------ INPUT DATA
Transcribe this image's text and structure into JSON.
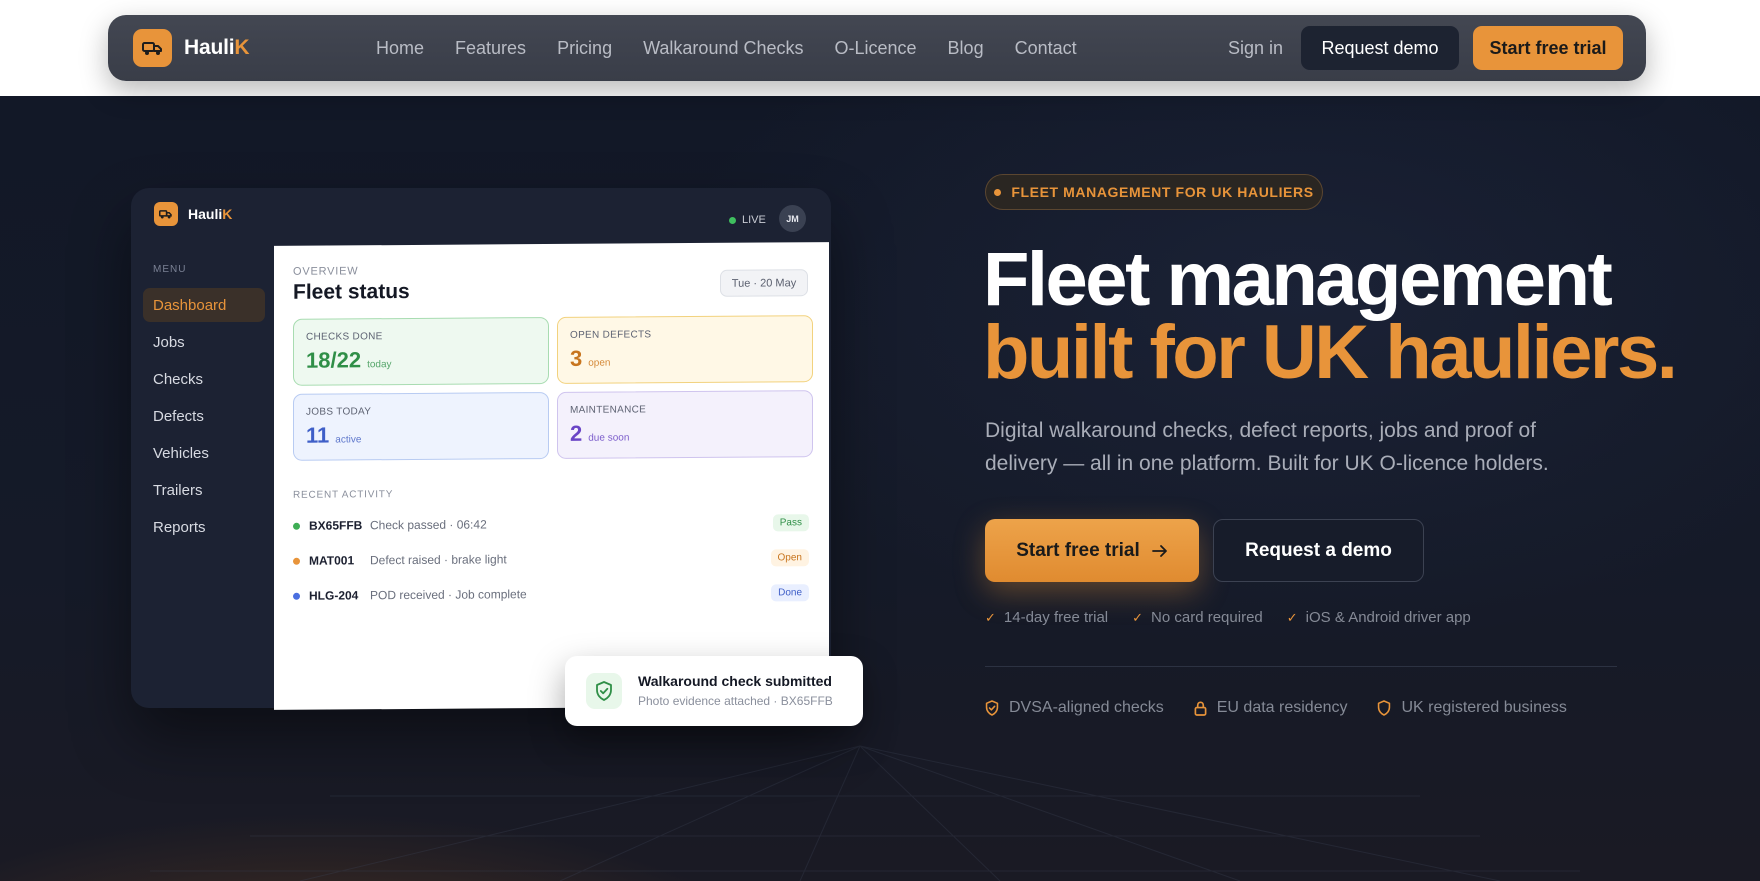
{
  "nav": {
    "brand": {
      "name_main": "Hauli",
      "name_accent": "K"
    },
    "links": [
      "Home",
      "Features",
      "Pricing",
      "Walkaround Checks",
      "O-Licence",
      "Blog",
      "Contact"
    ],
    "signin": "Sign in",
    "request_demo": "Request demo",
    "start_trial": "Start free trial"
  },
  "mock": {
    "brand": {
      "name_main": "Hauli",
      "name_accent": "K"
    },
    "live": "LIVE",
    "avatar": "JM",
    "menu_label": "MENU",
    "menu": [
      "Dashboard",
      "Jobs",
      "Checks",
      "Defects",
      "Vehicles",
      "Trailers",
      "Reports"
    ],
    "active_menu": "Dashboard",
    "overview_label": "OVERVIEW",
    "title": "Fleet status",
    "date": "Tue · 20 May",
    "stats": {
      "checks": {
        "label": "CHECKS DONE",
        "value": "18/22",
        "sub": "today"
      },
      "defects": {
        "label": "OPEN DEFECTS",
        "value": "3",
        "sub": "open"
      },
      "jobs": {
        "label": "JOBS TODAY",
        "value": "11",
        "sub": "active"
      },
      "maintenance": {
        "label": "MAINTENANCE",
        "value": "2",
        "sub": "due soon"
      }
    },
    "recent_label": "RECENT ACTIVITY",
    "activity": [
      {
        "code": "BX65FFB",
        "desc": "Check passed · 06:42",
        "badge": "Pass"
      },
      {
        "code": "MAT001",
        "desc": "Defect raised · brake light",
        "badge": "Open"
      },
      {
        "code": "HLG-204",
        "desc": "POD received · Job complete",
        "badge": "Done"
      }
    ]
  },
  "toast": {
    "title": "Walkaround check submitted",
    "subtitle": "Photo evidence attached · BX65FFB"
  },
  "hero": {
    "pill": "FLEET MANAGEMENT FOR UK HAULIERS",
    "headline_line1": "Fleet management",
    "headline_line2": "built for UK hauliers.",
    "lead": "Digital walkaround checks, defect reports, jobs and proof of delivery — all in one platform. Built for UK O-licence holders.",
    "cta_primary": "Start free trial",
    "cta_secondary": "Request a demo",
    "checks": [
      "14-day free trial",
      "No card required",
      "iOS & Android driver app"
    ],
    "trust": [
      "DVSA-aligned checks",
      "EU data residency",
      "UK registered business"
    ]
  },
  "colors": {
    "accent": "#e8943a",
    "dark": "#121827",
    "nav": "#3e424d"
  },
  "icons": {
    "brand": "truck-icon",
    "toast": "shield-check-icon",
    "arrow": "arrow-right-icon",
    "check": "check-icon",
    "lock": "lock-icon",
    "shield": "shield-icon"
  }
}
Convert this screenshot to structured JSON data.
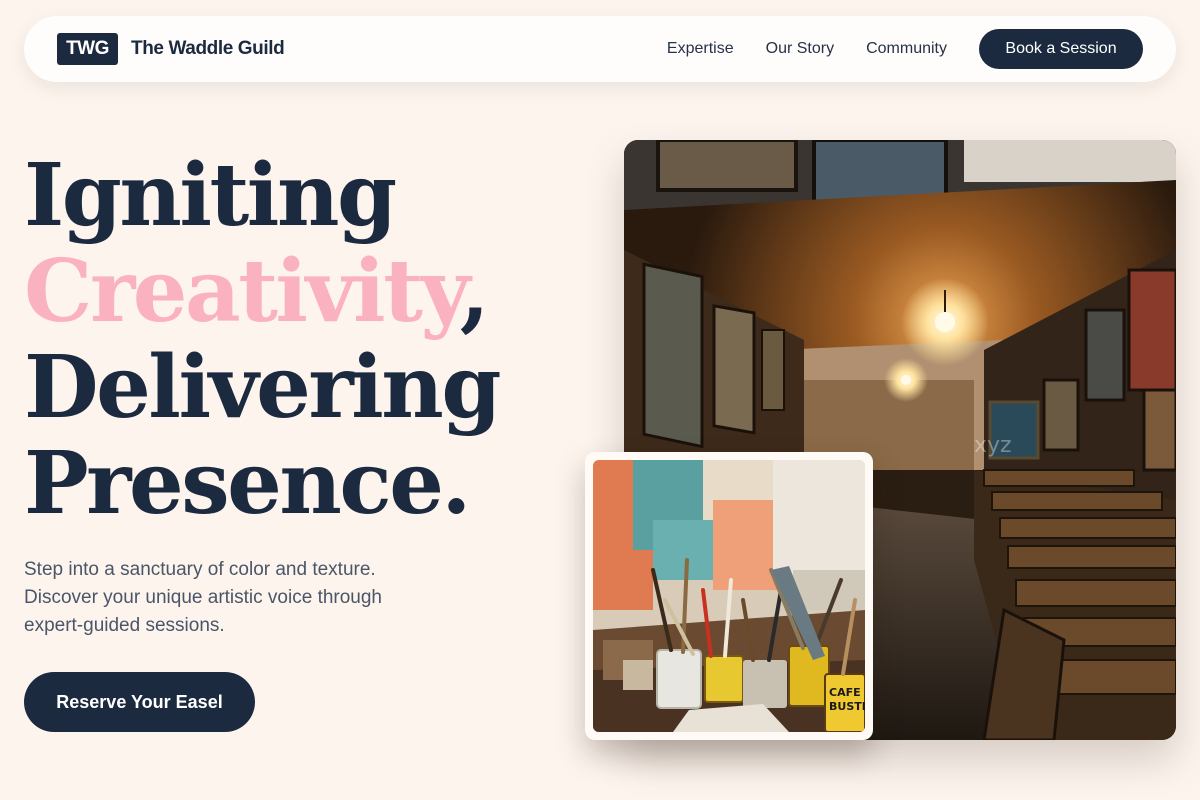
{
  "nav": {
    "logo_abbr": "TWG",
    "brand_name": "The Waddle Guild",
    "links": [
      "Expertise",
      "Our Story",
      "Community"
    ],
    "cta_label": "Book a Session"
  },
  "hero": {
    "title_line1": "Igniting",
    "title_accent": "Creativity",
    "title_comma": ",",
    "title_line3": "Delivering",
    "title_line4": "Presence.",
    "subtitle_lines": [
      "Step into a sanctuary of color and texture.",
      "Discover your unique artistic voice through",
      "expert-guided sessions."
    ],
    "cta_label": "Reserve Your Easel"
  },
  "images": {
    "main_watermark": "xyz"
  },
  "colors": {
    "background": "#fdf4ee",
    "primary": "#1c2a40",
    "accent_pink": "#fbb2c0",
    "body_text": "#4a5668"
  }
}
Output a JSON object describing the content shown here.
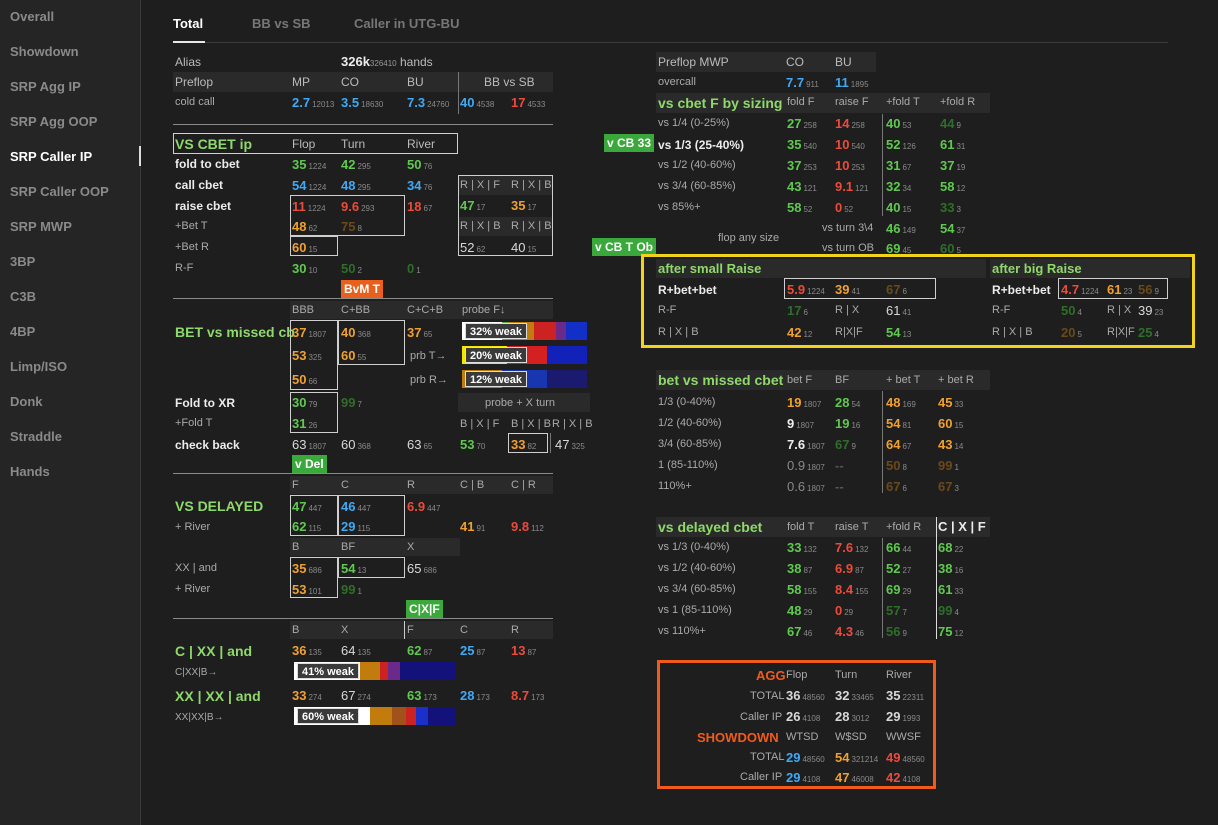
{
  "sidebar": {
    "items": [
      "Overall",
      "Showdown",
      "SRP Agg IP",
      "SRP Agg OOP",
      "SRP Caller IP",
      "SRP Caller OOP",
      "SRP MWP",
      "3BP",
      "C3B",
      "4BP",
      "Limp/ISO",
      "Donk",
      "Straddle",
      "Hands"
    ]
  },
  "tabs": [
    "Total",
    "BB vs SB",
    "Caller in UTG-BU"
  ],
  "alias": {
    "label": "Alias",
    "hands_main": "326k",
    "hands_sub": "326410",
    "hands_word": "hands"
  },
  "preflop": {
    "label": "Preflop",
    "cols": [
      "MP",
      "CO",
      "BU",
      "BB vs SB"
    ],
    "row_label": "cold call",
    "vals": [
      [
        "2.7",
        "12013"
      ],
      [
        "3.5",
        "18630"
      ],
      [
        "7.3",
        "24760"
      ],
      [
        "40",
        "4538"
      ],
      [
        "17",
        "4533"
      ]
    ]
  },
  "cbet_ip": {
    "title": "VS CBET ip",
    "cols": [
      "Flop",
      "Turn",
      "River"
    ],
    "rows": [
      {
        "label": "fold to cbet",
        "v": [
          [
            "35",
            "1224"
          ],
          [
            "42",
            "295"
          ],
          [
            "50",
            "76"
          ]
        ]
      },
      {
        "label": "call cbet",
        "v": [
          [
            "54",
            "1224"
          ],
          [
            "48",
            "295"
          ],
          [
            "34",
            "76"
          ]
        ]
      },
      {
        "label": "raise cbet",
        "v": [
          [
            "11",
            "1224"
          ],
          [
            "9.6",
            "293"
          ],
          [
            "18",
            "67"
          ]
        ]
      },
      {
        "label": "+Bet T",
        "v": [
          [
            "48",
            "62"
          ],
          [
            "75",
            "8"
          ]
        ]
      },
      {
        "label": "+Bet R",
        "v": [
          [
            "60",
            "15"
          ]
        ]
      },
      {
        "label": "R-F",
        "v": [
          [
            "30",
            "10"
          ],
          [
            "50",
            "2"
          ],
          [
            "0",
            "1"
          ]
        ]
      }
    ],
    "side_cols": [
      "R | X | F",
      "R | X | B",
      "R | X | B",
      "R | X | B"
    ],
    "side_vals": [
      [
        "47",
        "17"
      ],
      [
        "35",
        "17"
      ],
      [
        "52",
        "62"
      ],
      [
        "40",
        "15"
      ]
    ]
  },
  "tags": {
    "bvm_t": "BvM T",
    "v_del": "v Del",
    "cxf": "C|X|F",
    "v_cb33": "v CB 33",
    "v_cbt_ob": "v CB T Ob"
  },
  "bet_missed": {
    "title": "BET vs missed cb",
    "cols": [
      "BBB",
      "C+BB",
      "C+C+B",
      "probe F↓"
    ],
    "vals": [
      [
        "37",
        "1807"
      ],
      [
        "40",
        "368"
      ],
      [
        "37",
        "65"
      ],
      [
        "53",
        "325"
      ],
      [
        "60",
        "55"
      ],
      [
        "50",
        "66"
      ]
    ],
    "prb_labels": [
      "prb T→",
      "prb R→"
    ],
    "bars": [
      {
        "label": "32% weak"
      },
      {
        "label": "20% weak"
      },
      {
        "label": "12% weak"
      }
    ]
  },
  "fold_xr": {
    "label": "Fold to XR",
    "plus_label": "+Fold T",
    "check_label": "check back",
    "vals": [
      [
        "30",
        "79"
      ],
      [
        "99",
        "7"
      ],
      [
        "31",
        "26"
      ]
    ],
    "check_vals": [
      [
        "63",
        "1807"
      ],
      [
        "60",
        "368"
      ],
      [
        "63",
        "65"
      ]
    ],
    "probe_title": "probe + X turn",
    "probe_cols": [
      "B | X | F",
      "B | X | B",
      "R | X | B"
    ],
    "probe_vals": [
      [
        "53",
        "70"
      ],
      [
        "33",
        "82"
      ],
      [
        "47",
        "325"
      ]
    ]
  },
  "delayed": {
    "title": "VS DELAYED",
    "river_label": "+ River",
    "cols": [
      "F",
      "C",
      "R",
      "C | B",
      "C | R"
    ],
    "row1": [
      [
        "47",
        "447"
      ],
      [
        "46",
        "447"
      ],
      [
        "6.9",
        "447"
      ]
    ],
    "row2": [
      [
        "62",
        "115"
      ],
      [
        "29",
        "115"
      ],
      [
        "41",
        "91"
      ],
      [
        "9.8",
        "112"
      ]
    ],
    "cols2": [
      "B",
      "BF",
      "X"
    ],
    "xx_label": "XX | and",
    "river2_label": "+ River",
    "row3": [
      [
        "35",
        "686"
      ],
      [
        "54",
        "13"
      ],
      [
        "65",
        "686"
      ]
    ],
    "row4": [
      [
        "53",
        "101"
      ],
      [
        "99",
        "1"
      ]
    ]
  },
  "cxx": {
    "cols": [
      "B",
      "X",
      "F",
      "C",
      "R"
    ],
    "row1_title": "C | XX | and",
    "row1": [
      [
        "36",
        "135"
      ],
      [
        "64",
        "135"
      ],
      [
        "62",
        "87"
      ],
      [
        "25",
        "87"
      ],
      [
        "13",
        "87"
      ]
    ],
    "row1_sub": "C|XX|B→",
    "bar1": "41% weak",
    "row2_title": "XX | XX | and",
    "row2": [
      [
        "33",
        "274"
      ],
      [
        "67",
        "274"
      ],
      [
        "63",
        "173"
      ],
      [
        "28",
        "173"
      ],
      [
        "8.7",
        "173"
      ]
    ],
    "row2_sub": "XX|XX|B→",
    "bar2": "60% weak"
  },
  "mwp": {
    "title": "Preflop MWP",
    "cols": [
      "CO",
      "BU"
    ],
    "row_label": "overcall",
    "vals": [
      [
        "7.7",
        "911"
      ],
      [
        "11",
        "1895"
      ]
    ]
  },
  "cbet_sizing": {
    "title": "vs cbet F by sizing",
    "cols": [
      "fold F",
      "raise F",
      "+fold T",
      "+fold R"
    ],
    "rows": [
      {
        "label": "vs 1/4 (0-25%)",
        "v": [
          [
            "27",
            "258"
          ],
          [
            "14",
            "258"
          ],
          [
            "40",
            "53"
          ],
          [
            "44",
            "9"
          ]
        ]
      },
      {
        "label": "vs 1/3 (25-40%)",
        "v": [
          [
            "35",
            "540"
          ],
          [
            "10",
            "540"
          ],
          [
            "52",
            "126"
          ],
          [
            "61",
            "31"
          ]
        ]
      },
      {
        "label": "vs 1/2 (40-60%)",
        "v": [
          [
            "37",
            "253"
          ],
          [
            "10",
            "253"
          ],
          [
            "31",
            "67"
          ],
          [
            "37",
            "19"
          ]
        ]
      },
      {
        "label": "vs 3/4 (60-85%)",
        "v": [
          [
            "43",
            "121"
          ],
          [
            "9.1",
            "121"
          ],
          [
            "32",
            "34"
          ],
          [
            "58",
            "12"
          ]
        ]
      },
      {
        "label": "vs 85%+",
        "v": [
          [
            "58",
            "52"
          ],
          [
            "0",
            "52"
          ],
          [
            "40",
            "15"
          ],
          [
            "33",
            "3"
          ]
        ]
      }
    ],
    "turn1": "vs turn 3\\4",
    "turn1_v": [
      [
        "46",
        "149"
      ],
      [
        "54",
        "37"
      ]
    ],
    "flop_any": "flop any size",
    "turn2": "vs turn OB",
    "turn2_v": [
      [
        "69",
        "45"
      ],
      [
        "60",
        "5"
      ]
    ]
  },
  "raise": {
    "small_title": "after small Raise",
    "big_title": "after big Raise",
    "r1_label": "R+bet+bet",
    "r2_label": "R-F",
    "r3_label": "R | X | B",
    "small_r1": [
      [
        "5.9",
        "1224"
      ],
      [
        "39",
        "41"
      ],
      [
        "67",
        "6"
      ]
    ],
    "small_r2": [
      [
        "17",
        "6"
      ]
    ],
    "small_rx": "R | X",
    "small_rx_v": [
      "61",
      "41"
    ],
    "small_r3": [
      [
        "42",
        "12"
      ]
    ],
    "small_rxf": "R|X|F",
    "small_rxf_v": [
      "54",
      "13"
    ],
    "big_r1": [
      [
        "4.7",
        "1224"
      ],
      [
        "61",
        "23"
      ],
      [
        "56",
        "9"
      ]
    ],
    "big_r2": [
      [
        "50",
        "4"
      ]
    ],
    "big_rx": "R | X",
    "big_rx_v": [
      "39",
      "23"
    ],
    "big_r3": [
      [
        "20",
        "5"
      ]
    ],
    "big_rxf": "R|X|F",
    "big_rxf_v": [
      "25",
      "4"
    ]
  },
  "bet_missed_r": {
    "title": "bet vs missed cbet",
    "cols": [
      "bet F",
      "BF",
      "+ bet T",
      "+ bet R"
    ],
    "rows": [
      {
        "label": "1/3 (0-40%)",
        "v": [
          [
            "19",
            "1807"
          ],
          [
            "28",
            "54"
          ],
          [
            "48",
            "169"
          ],
          [
            "45",
            "33"
          ]
        ]
      },
      {
        "label": "1/2 (40-60%)",
        "v": [
          [
            "9",
            "1807"
          ],
          [
            "19",
            "16"
          ],
          [
            "54",
            "81"
          ],
          [
            "60",
            "15"
          ]
        ]
      },
      {
        "label": "3/4 (60-85%)",
        "v": [
          [
            "7.6",
            "1807"
          ],
          [
            "67",
            "9"
          ],
          [
            "64",
            "67"
          ],
          [
            "43",
            "14"
          ]
        ]
      },
      {
        "label": "1 (85-110%)",
        "v": [
          [
            "0.9",
            "1807"
          ],
          [
            "--",
            ""
          ],
          [
            "50",
            "8"
          ],
          [
            "99",
            "1"
          ]
        ]
      },
      {
        "label": "110%+",
        "v": [
          [
            "0.6",
            "1807"
          ],
          [
            "--",
            ""
          ],
          [
            "67",
            "6"
          ],
          [
            "67",
            "3"
          ]
        ]
      }
    ]
  },
  "delayed_cbet": {
    "title": "vs delayed cbet",
    "cols": [
      "fold T",
      "raise T",
      "+fold R",
      "C | X | F"
    ],
    "rows": [
      {
        "label": "vs 1/3 (0-40%)",
        "v": [
          [
            "33",
            "132"
          ],
          [
            "7.6",
            "132"
          ],
          [
            "66",
            "44"
          ],
          [
            "68",
            "22"
          ]
        ]
      },
      {
        "label": "vs 1/2 (40-60%)",
        "v": [
          [
            "38",
            "87"
          ],
          [
            "6.9",
            "87"
          ],
          [
            "52",
            "27"
          ],
          [
            "38",
            "16"
          ]
        ]
      },
      {
        "label": "vs 3/4 (60-85%)",
        "v": [
          [
            "58",
            "155"
          ],
          [
            "8.4",
            "155"
          ],
          [
            "69",
            "29"
          ],
          [
            "61",
            "33"
          ]
        ]
      },
      {
        "label": "vs 1 (85-110%)",
        "v": [
          [
            "48",
            "29"
          ],
          [
            "0",
            "29"
          ],
          [
            "57",
            "7"
          ],
          [
            "99",
            "4"
          ]
        ]
      },
      {
        "label": "vs 110%+",
        "v": [
          [
            "67",
            "46"
          ],
          [
            "4.3",
            "46"
          ],
          [
            "56",
            "9"
          ],
          [
            "75",
            "12"
          ]
        ]
      }
    ]
  },
  "agg": {
    "title": "AGG",
    "cols": [
      "Flop",
      "Turn",
      "River"
    ],
    "rows": [
      {
        "label": "TOTAL",
        "v": [
          [
            "36",
            "48560"
          ],
          [
            "32",
            "33465"
          ],
          [
            "35",
            "22311"
          ]
        ]
      },
      {
        "label": "Caller IP",
        "v": [
          [
            "26",
            "4108"
          ],
          [
            "28",
            "3012"
          ],
          [
            "29",
            "1993"
          ]
        ]
      }
    ],
    "sd_title": "SHOWDOWN",
    "sd_cols": [
      "WTSD",
      "W$SD",
      "WWSF"
    ],
    "sd_rows": [
      {
        "label": "TOTAL",
        "v": [
          [
            "29",
            "48560"
          ],
          [
            "54",
            "321214"
          ],
          [
            "49",
            "48560"
          ]
        ]
      },
      {
        "label": "Caller IP",
        "v": [
          [
            "29",
            "4108"
          ],
          [
            "47",
            "46008"
          ],
          [
            "42",
            "4108"
          ]
        ]
      }
    ]
  }
}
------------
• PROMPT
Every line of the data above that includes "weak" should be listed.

• RESULT OF THIS EXERCISE
        "label": "32% weak"
        "label": "20% weak"
        "label": "12% weak"
    "bar1": "41% weak",
    "bar2": "60% weak"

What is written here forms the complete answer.